Work instructions: Every line of the entries below that carries the string "data" should be copied.

Input material below:

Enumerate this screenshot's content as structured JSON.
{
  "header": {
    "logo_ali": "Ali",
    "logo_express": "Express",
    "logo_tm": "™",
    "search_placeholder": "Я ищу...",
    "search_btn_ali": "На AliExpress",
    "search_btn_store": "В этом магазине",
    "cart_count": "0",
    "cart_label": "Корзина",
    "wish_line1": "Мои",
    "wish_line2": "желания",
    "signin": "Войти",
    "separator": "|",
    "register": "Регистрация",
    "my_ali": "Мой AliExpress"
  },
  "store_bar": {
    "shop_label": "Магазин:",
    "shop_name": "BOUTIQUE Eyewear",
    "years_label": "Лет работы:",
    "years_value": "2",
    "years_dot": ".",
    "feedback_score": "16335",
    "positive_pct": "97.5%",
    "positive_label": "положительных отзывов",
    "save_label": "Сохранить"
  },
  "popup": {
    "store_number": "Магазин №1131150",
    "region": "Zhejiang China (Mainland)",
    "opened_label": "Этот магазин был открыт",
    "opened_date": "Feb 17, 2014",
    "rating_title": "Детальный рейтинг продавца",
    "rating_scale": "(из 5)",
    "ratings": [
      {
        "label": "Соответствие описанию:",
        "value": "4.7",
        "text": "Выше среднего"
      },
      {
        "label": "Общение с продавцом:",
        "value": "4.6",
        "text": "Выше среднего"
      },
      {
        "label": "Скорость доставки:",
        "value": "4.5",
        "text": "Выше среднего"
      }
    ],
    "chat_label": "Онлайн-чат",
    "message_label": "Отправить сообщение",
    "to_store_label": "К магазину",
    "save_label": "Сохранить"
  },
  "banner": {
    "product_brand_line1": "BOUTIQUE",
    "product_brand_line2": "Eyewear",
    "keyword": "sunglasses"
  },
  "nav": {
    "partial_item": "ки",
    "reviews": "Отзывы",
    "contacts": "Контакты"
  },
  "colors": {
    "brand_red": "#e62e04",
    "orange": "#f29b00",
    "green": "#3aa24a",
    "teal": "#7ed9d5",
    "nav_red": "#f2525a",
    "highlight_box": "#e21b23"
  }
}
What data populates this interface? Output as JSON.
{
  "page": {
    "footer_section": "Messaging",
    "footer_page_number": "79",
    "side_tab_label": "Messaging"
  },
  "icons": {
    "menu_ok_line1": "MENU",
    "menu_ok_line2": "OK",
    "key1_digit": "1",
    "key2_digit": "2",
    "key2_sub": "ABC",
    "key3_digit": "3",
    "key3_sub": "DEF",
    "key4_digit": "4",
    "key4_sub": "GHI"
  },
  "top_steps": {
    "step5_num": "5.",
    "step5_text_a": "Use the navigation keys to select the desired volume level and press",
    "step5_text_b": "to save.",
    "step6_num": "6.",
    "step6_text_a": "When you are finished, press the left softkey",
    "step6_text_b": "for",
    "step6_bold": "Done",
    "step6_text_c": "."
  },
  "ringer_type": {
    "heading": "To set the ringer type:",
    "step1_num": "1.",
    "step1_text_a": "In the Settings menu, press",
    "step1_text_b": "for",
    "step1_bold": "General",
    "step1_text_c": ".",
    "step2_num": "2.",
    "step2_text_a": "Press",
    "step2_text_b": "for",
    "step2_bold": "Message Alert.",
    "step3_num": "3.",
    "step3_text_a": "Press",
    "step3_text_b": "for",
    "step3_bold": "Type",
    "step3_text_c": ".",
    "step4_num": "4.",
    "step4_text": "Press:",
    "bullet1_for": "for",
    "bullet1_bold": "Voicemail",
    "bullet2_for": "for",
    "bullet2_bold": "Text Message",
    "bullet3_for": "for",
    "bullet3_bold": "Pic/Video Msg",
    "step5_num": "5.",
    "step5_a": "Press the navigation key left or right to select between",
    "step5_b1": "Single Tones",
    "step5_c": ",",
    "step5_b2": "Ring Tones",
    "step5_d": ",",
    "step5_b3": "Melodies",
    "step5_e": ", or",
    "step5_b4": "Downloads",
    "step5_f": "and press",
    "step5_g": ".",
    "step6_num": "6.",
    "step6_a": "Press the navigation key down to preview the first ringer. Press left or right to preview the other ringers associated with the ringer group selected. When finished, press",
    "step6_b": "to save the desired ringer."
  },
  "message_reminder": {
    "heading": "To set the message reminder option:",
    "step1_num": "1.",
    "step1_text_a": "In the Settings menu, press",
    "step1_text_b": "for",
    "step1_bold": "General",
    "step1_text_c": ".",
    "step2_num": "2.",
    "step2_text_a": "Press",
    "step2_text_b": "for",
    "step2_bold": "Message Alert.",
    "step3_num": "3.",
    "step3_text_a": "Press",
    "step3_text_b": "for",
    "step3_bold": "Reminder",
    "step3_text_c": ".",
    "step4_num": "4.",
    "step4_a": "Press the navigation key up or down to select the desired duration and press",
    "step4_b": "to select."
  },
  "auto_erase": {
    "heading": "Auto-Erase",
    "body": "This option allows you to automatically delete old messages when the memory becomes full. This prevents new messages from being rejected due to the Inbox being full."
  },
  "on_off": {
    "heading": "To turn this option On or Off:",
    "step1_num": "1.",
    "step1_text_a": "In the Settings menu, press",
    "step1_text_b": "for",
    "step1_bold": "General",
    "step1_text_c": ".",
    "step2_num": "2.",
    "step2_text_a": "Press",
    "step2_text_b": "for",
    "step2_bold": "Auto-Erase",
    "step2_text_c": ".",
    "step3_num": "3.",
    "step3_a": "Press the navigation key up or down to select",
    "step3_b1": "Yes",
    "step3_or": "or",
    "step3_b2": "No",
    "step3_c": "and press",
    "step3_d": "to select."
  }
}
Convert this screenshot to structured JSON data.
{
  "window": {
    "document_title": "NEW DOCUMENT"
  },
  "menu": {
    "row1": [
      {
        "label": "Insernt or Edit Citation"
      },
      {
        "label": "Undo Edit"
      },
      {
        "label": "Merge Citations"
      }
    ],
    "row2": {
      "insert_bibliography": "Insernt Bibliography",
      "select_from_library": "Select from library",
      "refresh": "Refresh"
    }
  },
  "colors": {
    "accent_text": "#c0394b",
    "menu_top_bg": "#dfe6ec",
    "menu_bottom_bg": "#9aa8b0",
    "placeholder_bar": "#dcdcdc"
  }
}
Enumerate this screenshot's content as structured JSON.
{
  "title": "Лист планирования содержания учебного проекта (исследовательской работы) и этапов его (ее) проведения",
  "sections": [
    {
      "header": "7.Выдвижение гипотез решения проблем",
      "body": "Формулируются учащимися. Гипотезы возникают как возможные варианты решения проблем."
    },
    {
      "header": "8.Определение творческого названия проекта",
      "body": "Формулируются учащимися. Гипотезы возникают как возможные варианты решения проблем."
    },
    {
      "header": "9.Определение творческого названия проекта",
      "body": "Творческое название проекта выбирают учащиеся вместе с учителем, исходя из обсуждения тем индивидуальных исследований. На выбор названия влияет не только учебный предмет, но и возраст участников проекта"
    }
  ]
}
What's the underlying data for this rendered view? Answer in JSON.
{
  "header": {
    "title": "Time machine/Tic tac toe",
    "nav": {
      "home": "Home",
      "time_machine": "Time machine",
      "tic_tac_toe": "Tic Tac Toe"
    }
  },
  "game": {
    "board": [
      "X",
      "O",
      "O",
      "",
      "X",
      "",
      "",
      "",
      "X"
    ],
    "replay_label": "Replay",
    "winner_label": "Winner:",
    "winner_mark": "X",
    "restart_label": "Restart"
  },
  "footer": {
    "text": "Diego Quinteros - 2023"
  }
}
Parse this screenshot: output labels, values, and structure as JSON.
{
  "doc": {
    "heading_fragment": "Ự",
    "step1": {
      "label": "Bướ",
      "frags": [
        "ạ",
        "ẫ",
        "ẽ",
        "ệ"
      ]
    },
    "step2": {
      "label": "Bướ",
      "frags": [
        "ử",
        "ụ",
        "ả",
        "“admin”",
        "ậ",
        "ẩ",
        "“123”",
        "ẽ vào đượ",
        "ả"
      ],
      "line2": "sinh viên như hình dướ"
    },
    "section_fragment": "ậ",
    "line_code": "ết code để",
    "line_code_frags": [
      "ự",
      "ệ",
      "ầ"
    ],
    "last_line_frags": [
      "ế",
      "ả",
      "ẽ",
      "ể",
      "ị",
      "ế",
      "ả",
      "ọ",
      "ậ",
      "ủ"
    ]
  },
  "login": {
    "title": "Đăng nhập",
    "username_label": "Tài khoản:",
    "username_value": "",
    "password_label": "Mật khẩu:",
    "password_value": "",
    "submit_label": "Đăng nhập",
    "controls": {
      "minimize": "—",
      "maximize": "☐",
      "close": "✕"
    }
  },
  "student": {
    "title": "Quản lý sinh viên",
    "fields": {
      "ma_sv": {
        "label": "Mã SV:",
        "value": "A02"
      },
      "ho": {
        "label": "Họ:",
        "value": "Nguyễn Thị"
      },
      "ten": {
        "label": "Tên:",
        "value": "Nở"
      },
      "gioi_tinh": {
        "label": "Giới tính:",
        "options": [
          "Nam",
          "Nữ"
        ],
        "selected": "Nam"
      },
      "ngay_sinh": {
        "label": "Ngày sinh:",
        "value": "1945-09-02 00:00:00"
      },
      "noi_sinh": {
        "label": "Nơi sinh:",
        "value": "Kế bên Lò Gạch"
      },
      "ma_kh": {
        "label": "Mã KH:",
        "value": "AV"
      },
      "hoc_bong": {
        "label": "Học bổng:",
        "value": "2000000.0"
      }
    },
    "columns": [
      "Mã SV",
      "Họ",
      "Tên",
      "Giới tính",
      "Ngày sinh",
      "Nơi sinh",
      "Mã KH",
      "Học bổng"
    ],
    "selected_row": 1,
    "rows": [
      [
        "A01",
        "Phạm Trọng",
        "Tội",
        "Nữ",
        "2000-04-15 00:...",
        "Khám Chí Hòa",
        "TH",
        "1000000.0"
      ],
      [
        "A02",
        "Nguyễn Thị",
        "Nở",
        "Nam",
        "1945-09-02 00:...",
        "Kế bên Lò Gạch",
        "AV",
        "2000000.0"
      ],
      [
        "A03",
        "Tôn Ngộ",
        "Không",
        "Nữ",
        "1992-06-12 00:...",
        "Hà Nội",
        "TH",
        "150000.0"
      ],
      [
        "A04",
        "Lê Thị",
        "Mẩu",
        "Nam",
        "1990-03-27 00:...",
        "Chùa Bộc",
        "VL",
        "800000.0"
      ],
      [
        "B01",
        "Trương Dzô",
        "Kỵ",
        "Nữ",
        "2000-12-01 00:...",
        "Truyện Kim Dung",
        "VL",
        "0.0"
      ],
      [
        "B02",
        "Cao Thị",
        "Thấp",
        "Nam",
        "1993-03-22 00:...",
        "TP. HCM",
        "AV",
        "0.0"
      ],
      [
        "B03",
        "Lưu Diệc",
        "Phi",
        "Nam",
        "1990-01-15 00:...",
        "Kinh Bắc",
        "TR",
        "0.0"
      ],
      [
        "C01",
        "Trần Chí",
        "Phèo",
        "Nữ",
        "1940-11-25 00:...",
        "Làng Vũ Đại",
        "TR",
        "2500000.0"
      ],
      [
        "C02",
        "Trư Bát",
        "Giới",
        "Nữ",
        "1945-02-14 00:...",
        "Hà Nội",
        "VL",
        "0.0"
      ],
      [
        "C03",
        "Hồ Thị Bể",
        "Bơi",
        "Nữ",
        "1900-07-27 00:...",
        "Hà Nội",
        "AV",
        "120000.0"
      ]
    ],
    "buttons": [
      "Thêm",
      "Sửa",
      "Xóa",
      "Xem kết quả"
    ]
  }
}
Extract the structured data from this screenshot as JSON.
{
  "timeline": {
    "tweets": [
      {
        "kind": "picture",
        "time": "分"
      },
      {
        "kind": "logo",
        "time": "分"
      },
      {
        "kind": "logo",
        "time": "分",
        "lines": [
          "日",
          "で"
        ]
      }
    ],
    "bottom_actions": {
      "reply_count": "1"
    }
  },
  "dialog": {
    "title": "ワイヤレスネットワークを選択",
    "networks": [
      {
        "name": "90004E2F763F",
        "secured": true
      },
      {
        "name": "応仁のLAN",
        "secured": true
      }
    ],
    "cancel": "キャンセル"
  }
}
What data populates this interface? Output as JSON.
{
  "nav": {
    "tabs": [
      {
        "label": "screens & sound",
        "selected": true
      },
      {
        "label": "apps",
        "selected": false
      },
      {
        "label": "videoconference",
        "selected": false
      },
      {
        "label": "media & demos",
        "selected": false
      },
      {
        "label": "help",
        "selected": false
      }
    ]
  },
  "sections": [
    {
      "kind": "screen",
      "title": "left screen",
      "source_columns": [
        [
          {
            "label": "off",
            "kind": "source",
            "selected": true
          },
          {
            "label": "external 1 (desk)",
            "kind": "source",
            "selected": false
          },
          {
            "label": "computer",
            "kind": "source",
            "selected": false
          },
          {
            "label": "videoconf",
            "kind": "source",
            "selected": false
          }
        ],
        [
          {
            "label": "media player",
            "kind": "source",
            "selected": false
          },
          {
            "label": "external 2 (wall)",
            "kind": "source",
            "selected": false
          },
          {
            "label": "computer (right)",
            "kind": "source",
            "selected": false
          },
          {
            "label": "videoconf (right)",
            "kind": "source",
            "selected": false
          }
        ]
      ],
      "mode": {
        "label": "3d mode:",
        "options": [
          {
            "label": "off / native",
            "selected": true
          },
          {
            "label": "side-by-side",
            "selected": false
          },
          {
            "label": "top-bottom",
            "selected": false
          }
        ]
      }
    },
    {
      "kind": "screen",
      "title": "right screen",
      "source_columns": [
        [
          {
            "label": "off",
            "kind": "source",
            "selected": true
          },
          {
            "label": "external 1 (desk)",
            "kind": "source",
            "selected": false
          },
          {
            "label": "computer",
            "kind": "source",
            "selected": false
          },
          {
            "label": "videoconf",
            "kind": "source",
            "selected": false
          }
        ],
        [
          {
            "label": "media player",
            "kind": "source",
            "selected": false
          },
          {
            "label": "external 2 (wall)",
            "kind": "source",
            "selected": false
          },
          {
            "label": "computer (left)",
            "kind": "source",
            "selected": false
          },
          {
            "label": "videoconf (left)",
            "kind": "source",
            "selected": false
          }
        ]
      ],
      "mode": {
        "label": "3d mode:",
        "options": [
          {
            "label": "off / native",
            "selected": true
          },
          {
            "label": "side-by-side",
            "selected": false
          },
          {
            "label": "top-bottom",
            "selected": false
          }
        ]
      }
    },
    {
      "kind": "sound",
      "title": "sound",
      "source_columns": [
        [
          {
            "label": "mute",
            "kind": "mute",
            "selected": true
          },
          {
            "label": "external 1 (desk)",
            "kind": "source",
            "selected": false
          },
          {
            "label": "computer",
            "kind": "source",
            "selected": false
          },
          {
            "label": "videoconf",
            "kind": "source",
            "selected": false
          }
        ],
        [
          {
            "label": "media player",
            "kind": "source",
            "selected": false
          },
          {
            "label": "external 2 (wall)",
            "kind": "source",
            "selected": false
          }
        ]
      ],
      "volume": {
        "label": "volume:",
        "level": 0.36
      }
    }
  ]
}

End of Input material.

Written solution:
What data populates this interface? Output as JSON.
Convert this screenshot to structured JSON data.
What's the underlying data for this rendered view? Answer in JSON.
Extract the structured data from this screenshot as JSON.
What data populates this interface? Output as JSON.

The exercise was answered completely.